Her voice with it’s ultra-late vibrato, is warmer than ever on a new album ranging from brilliant scatting on Without a Song to tender balladry on You’re my Thrill and self-penned new lyrics to themes by Pat Metheny and Bobby Hutcherson.
Elsewhere the uplifting update on eclectic multi-instrumentalist and genius Hermeto Pascoal is another example of Wardell taking on difficult pieces and turning them into something new, though here the Brazilian tradition is very much respected with a gentle and lyrical guitar solo by Guillermo Hill.
Anita Wardell is a case in point. British born, but part educated in Australia where she studied jazz and improvised music at the University of Adeleide, Anita Wardell has been influenced by the innovatory work of Eddie Jefferson performing with Jefferson’s late career sidekick Richie Cole and Mark Murphy and this grounding reveals itself in the ease with which the singer performs on ballads as well as be-bop excursions.

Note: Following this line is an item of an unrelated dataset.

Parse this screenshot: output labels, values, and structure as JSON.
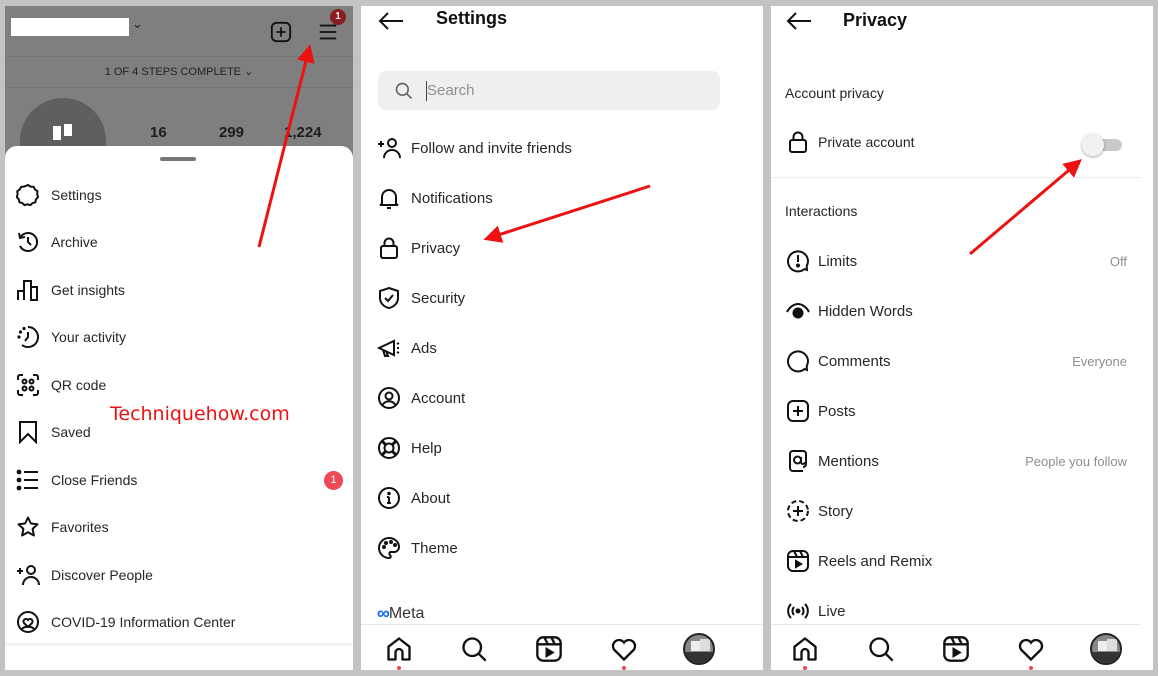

Pascoal’s Frevo Em Maceio is a vehicle for Wardell’s boppish agility, skipping flutelike over the mercurial melody, and she quietly caresses the meanings out of Stevie Wonder’s Superwoman with an expertise that never betrays a hint of artifice.
Her mutual understanding withRobin Aspland, that most lucid and inventive of pianists, is a constant delight.
For the first, she plays it laid back before shifting up a couple of gears and the contrast between the two is a joy to behold. Commencing at a rapid tempo, the piece then slows down to mid-tempo with a exquisite soulful delivery from the singer.